Are we willing to suffer for the sake of people seeing Christ? Neither John Piper, nor myself, nor most of the readers of this book will ever face the seemingly unbearable losses of William Tyndale, John Paton, or Adoniram Judson. But are we willing? And do we have such a personal knowledge and profound attachment to the God of grace that we would be able to trust him in the face of seemingly unbearable loss?
The brilliance and impact of this little book is not in it’s exaltation of missionary heroes. Their lives are impressive, for sure, but Piper makes sure that we know that their God is much more impressive. And without their God, these men would have been nothing. It is because of what God did in (and through) these men’s lives that their stories are relevant to us today. Do we grasp the awesome and devastating truths of the Gospel such that we are willing to die a million little deaths each day to see God honored in our lives? Do we see the hand of Providence in our losses, big and small, such that these losses draw us closer to the heart of God rather than push us away in bitterness? Is Christ precious to us?

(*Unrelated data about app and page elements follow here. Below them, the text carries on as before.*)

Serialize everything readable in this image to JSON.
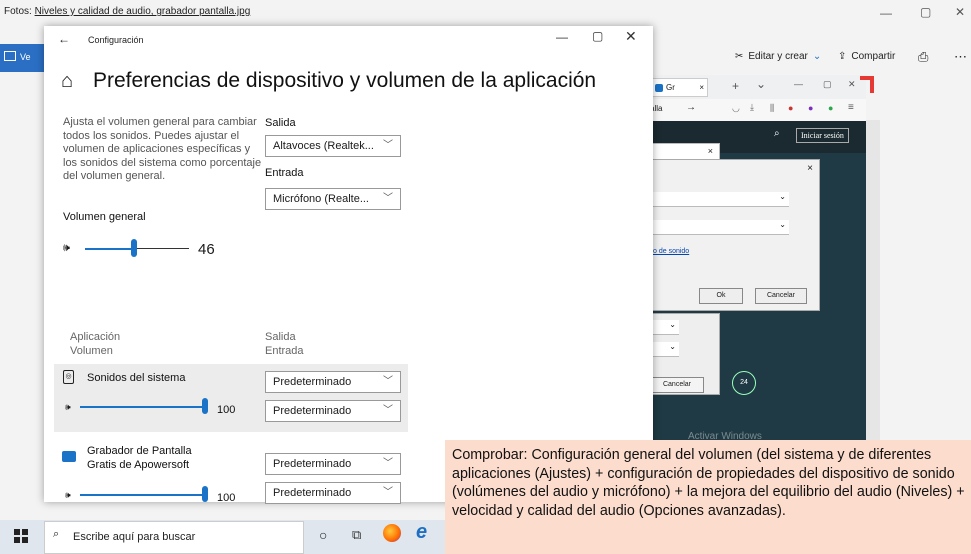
{
  "photos": {
    "title_prefix": "Fotos: ",
    "title_file": "Niveles y calidad de audio, grabador pantalla.jpg",
    "view_label": "Ve",
    "edit_label": "Editar y crear",
    "share_label": "Compartir",
    "min": "—",
    "max": "▢",
    "close": "✕"
  },
  "browser": {
    "tab_label": "Gr",
    "tab_close": "×",
    "new_tab": "+",
    "dropdown": "⌄",
    "addr_fragment": "alla",
    "login": "Iniciar sesión",
    "dialog_link": "o de sonido",
    "ok": "Ok",
    "cancel": "Cancelar",
    "cancel2": "Cancelar",
    "badge": "24",
    "watermark": "Activar Windows"
  },
  "settings": {
    "window_title": "Configuración",
    "heading": "Preferencias de dispositivo y volumen de la aplicación",
    "description": "Ajusta el volumen general para cambiar todos los sonidos. Puedes ajustar el volumen de aplicaciones específicas y los sonidos del sistema como porcentaje del volumen general.",
    "volume_label": "Volumen general",
    "volume_value": "46",
    "volume_level": 0.46,
    "output_label": "Salida",
    "output_value": "Altavoces (Realtek...",
    "input_label": "Entrada",
    "input_value": "Micrófono (Realte...",
    "col_app": "Aplicación",
    "col_volume": "Volumen",
    "col_output": "Salida",
    "col_input": "Entrada",
    "apps": [
      {
        "name": "Sonidos del sistema",
        "volume": "100",
        "level": 1.0,
        "output": "Predeterminado",
        "input": "Predeterminado"
      },
      {
        "name_line1": "Grabador de Pantalla",
        "name_line2": "Gratis de Apowersoft",
        "volume": "100",
        "level": 1.0,
        "output": "Predeterminado",
        "input": "Predeterminado"
      }
    ]
  },
  "taskbar": {
    "search_placeholder": "Escribe aquí para buscar"
  },
  "note": {
    "text": "Comprobar: Configuración general del volumen (del sistema y de diferentes aplicaciones (Ajustes) + configuración de propiedades del dispositivo de sonido (volúmenes del audio y micrófono) + la mejora del equilibrio del audio (Niveles) + velocidad y calidad del audio (Opciones avanzadas)."
  },
  "colors": {
    "accent": "#1a73c7",
    "note_bg": "#fbdccd",
    "browser_bg": "#1f3a44"
  }
}
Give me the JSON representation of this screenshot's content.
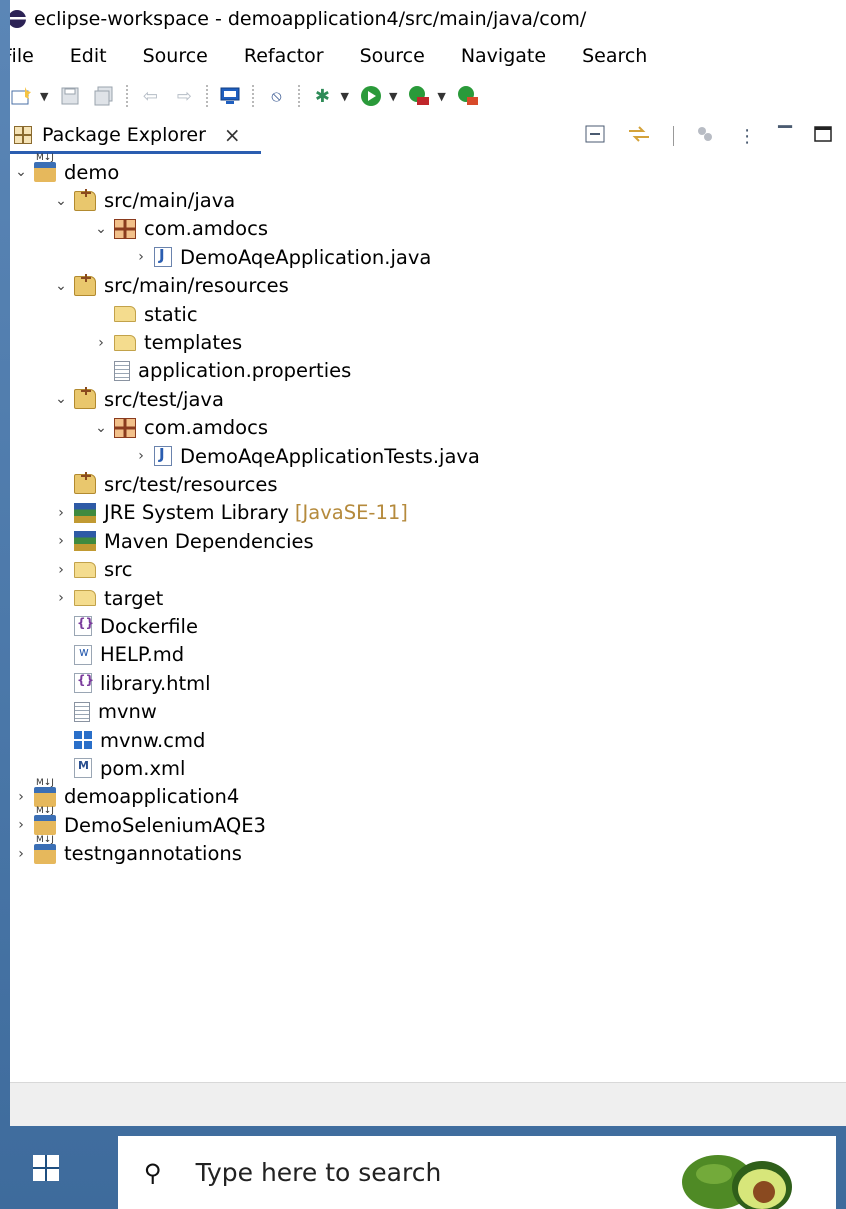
{
  "window": {
    "title": "eclipse-workspace - demoapplication4/src/main/java/com/"
  },
  "menu": [
    "File",
    "Edit",
    "Source",
    "Refactor",
    "Source",
    "Navigate",
    "Search"
  ],
  "toolbar_icons": [
    "new-wizard-icon",
    "save-icon",
    "save-all-icon",
    "undo-icon",
    "redo-icon",
    "console-icon",
    "skip-breakpoints-icon",
    "debug-icon",
    "run-icon",
    "run-coverage-icon",
    "external-tools-icon"
  ],
  "view": {
    "tab_label": "Package Explorer",
    "close_glyph": "×"
  },
  "tree": [
    {
      "depth": 0,
      "chev": "⌄",
      "icon": "project",
      "label": "demo",
      "name": "tree-item-demo"
    },
    {
      "depth": 1,
      "chev": "⌄",
      "icon": "srcfolder",
      "label": "src/main/java",
      "name": "tree-item-src-main-java"
    },
    {
      "depth": 2,
      "chev": "⌄",
      "icon": "package",
      "label": "com.amdocs",
      "name": "tree-item-com-amdocs"
    },
    {
      "depth": 3,
      "chev": "›",
      "icon": "java",
      "label": "DemoAqeApplication.java",
      "name": "tree-item-demoaqeapplication-java"
    },
    {
      "depth": 1,
      "chev": "⌄",
      "icon": "srcfolder",
      "label": "src/main/resources",
      "name": "tree-item-src-main-resources"
    },
    {
      "depth": 2,
      "chev": "",
      "icon": "folder",
      "label": "static",
      "name": "tree-item-static"
    },
    {
      "depth": 2,
      "chev": "›",
      "icon": "folder",
      "label": "templates",
      "name": "tree-item-templates"
    },
    {
      "depth": 2,
      "chev": "",
      "icon": "file",
      "label": "application.properties",
      "name": "tree-item-application-properties"
    },
    {
      "depth": 1,
      "chev": "⌄",
      "icon": "srcfolder",
      "label": "src/test/java",
      "name": "tree-item-src-test-java"
    },
    {
      "depth": 2,
      "chev": "⌄",
      "icon": "package",
      "label": "com.amdocs",
      "name": "tree-item-com-amdocs-test"
    },
    {
      "depth": 3,
      "chev": "›",
      "icon": "java",
      "label": "DemoAqeApplicationTests.java",
      "name": "tree-item-demoaqeapplicationtests-java"
    },
    {
      "depth": 1,
      "chev": "",
      "icon": "srcfolder",
      "label": "src/test/resources",
      "name": "tree-item-src-test-resources"
    },
    {
      "depth": 1,
      "chev": "›",
      "icon": "lib",
      "label": "JRE System Library",
      "deco": "[JavaSE-11]",
      "name": "tree-item-jre-system-library"
    },
    {
      "depth": 1,
      "chev": "›",
      "icon": "lib",
      "label": "Maven Dependencies",
      "name": "tree-item-maven-dependencies"
    },
    {
      "depth": 1,
      "chev": "›",
      "icon": "folder",
      "label": "src",
      "name": "tree-item-src"
    },
    {
      "depth": 1,
      "chev": "›",
      "icon": "folder",
      "label": "target",
      "name": "tree-item-target"
    },
    {
      "depth": 1,
      "chev": "",
      "icon": "brace",
      "label": "Dockerfile",
      "name": "tree-item-dockerfile"
    },
    {
      "depth": 1,
      "chev": "",
      "icon": "w",
      "label": "HELP.md",
      "name": "tree-item-help-md"
    },
    {
      "depth": 1,
      "chev": "",
      "icon": "brace",
      "label": "library.html",
      "name": "tree-item-library-html"
    },
    {
      "depth": 1,
      "chev": "",
      "icon": "file",
      "label": "mvnw",
      "name": "tree-item-mvnw"
    },
    {
      "depth": 1,
      "chev": "",
      "icon": "cmd",
      "label": "mvnw.cmd",
      "name": "tree-item-mvnw-cmd"
    },
    {
      "depth": 1,
      "chev": "",
      "icon": "m",
      "label": "pom.xml",
      "name": "tree-item-pom-xml"
    },
    {
      "depth": 0,
      "chev": "›",
      "icon": "project",
      "label": "demoapplication4",
      "name": "tree-item-demoapplication4"
    },
    {
      "depth": 0,
      "chev": "›",
      "icon": "project",
      "label": "DemoSeleniumAQE3",
      "name": "tree-item-demoseleniumaqe3"
    },
    {
      "depth": 0,
      "chev": "›",
      "icon": "project",
      "label": "testngannotations",
      "name": "tree-item-testngannotations"
    }
  ],
  "taskbar": {
    "search_placeholder": "Type here to search"
  }
}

Since I am a missionary, some might think that such self-denying Christ-centeredness comes naturally to me. It does not. In fact, I am not very good at it. Daily I find myself drawn off course by a billion distractions that clamor for my attention and claim to be more interesting, more fun, more satisfying than whatever I happen to be doing. In many ways a product of Western culture and my own generation, I like things easy. I like things that I can attain with a minimum of effort.
Because I like ease but know that that is not good, one particular thought near the beginning of the book struck me right between the eyes. Asking the question as to how William Tyndale accomplished all that he did, Piper says we need to “remember two ways that a pastor or spiritual leader must die in order to bear fruit for God (John 12:24; Romans 7:4). On the one hand, we must die to the notion that we do not have to think hard or work hard to achieve spiritual goals. On the other hand, we must die to the notion that our thinking and our working is decisive in achieving spiritual goals.” (p.35)

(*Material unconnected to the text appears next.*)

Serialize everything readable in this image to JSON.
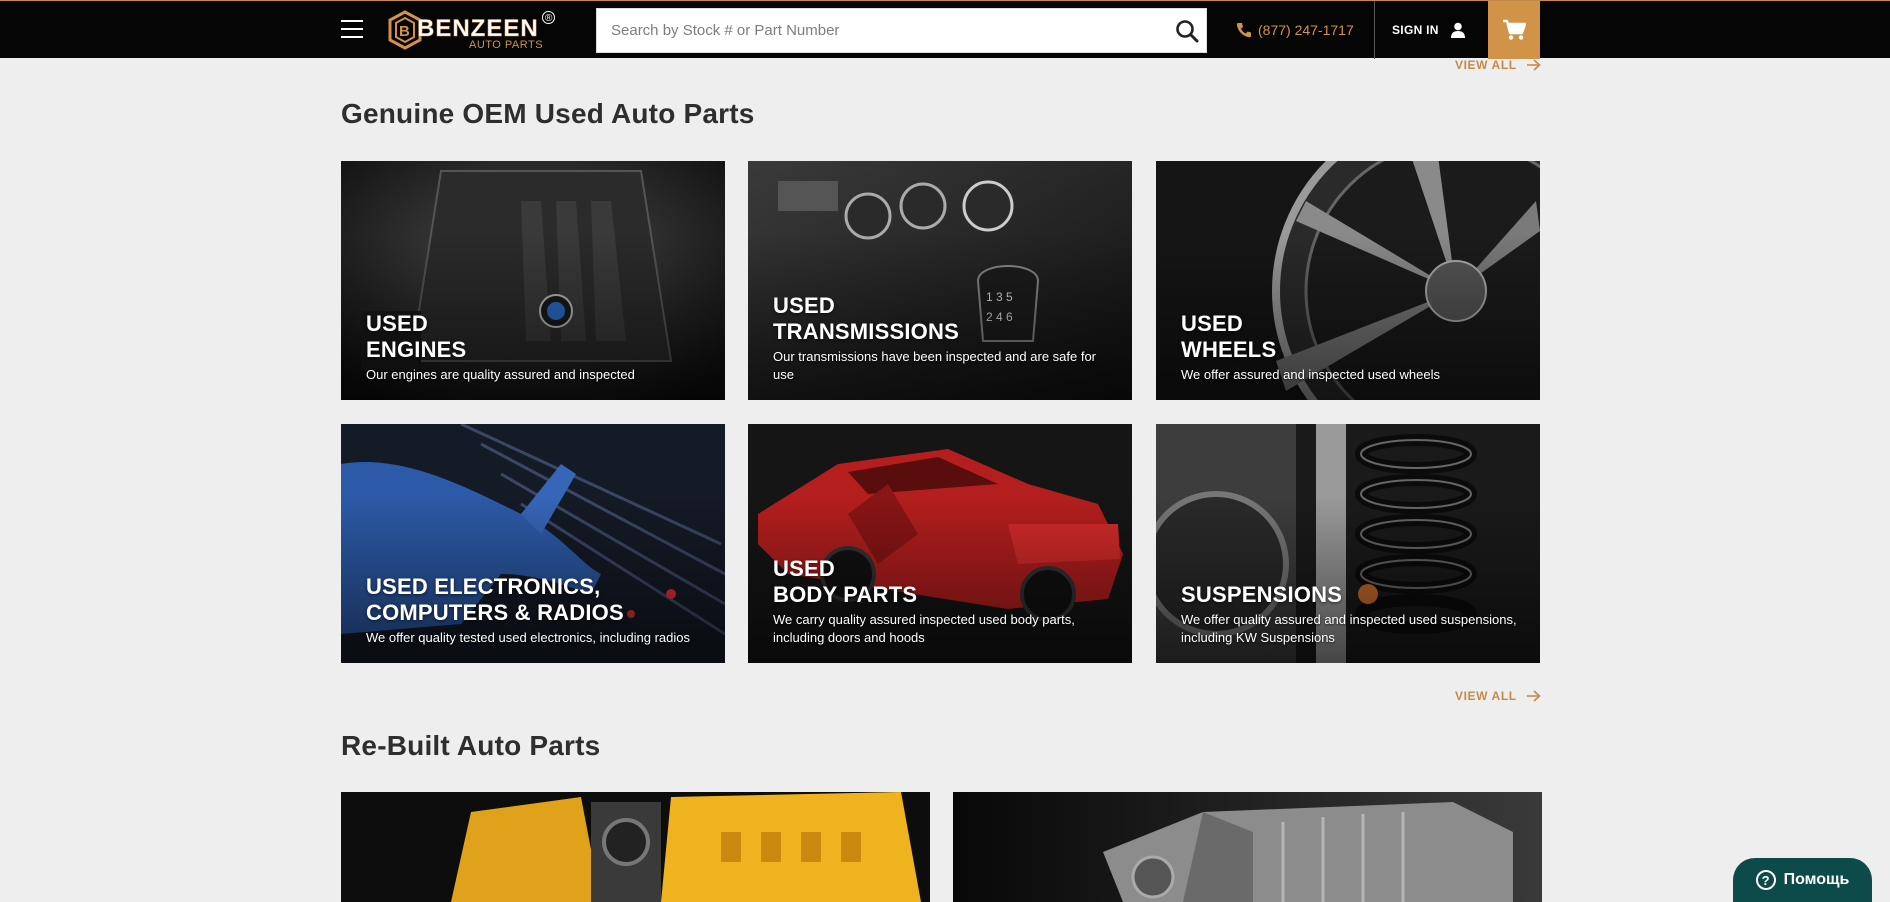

I need to work hard. That is a good reminder. I also need to trust God for the results because I could work hard and not see much fruit. The decisive variable is in God’s hands, not mine. That too is a good reminder. But more than that, this second thought directs our thoughts and attentions to the grace, goodness, and ability of our loving heavenly Father and precious Savior Jesus Christ. And a deep knowledge of God and his shepherding care is what carries us through pain and suffering and allows people to see Christ through our sufferings. That’s what made the difference in the lives of Tyndale, Paton, and Judson. We may not be them, but we know their God. Is he precious to us?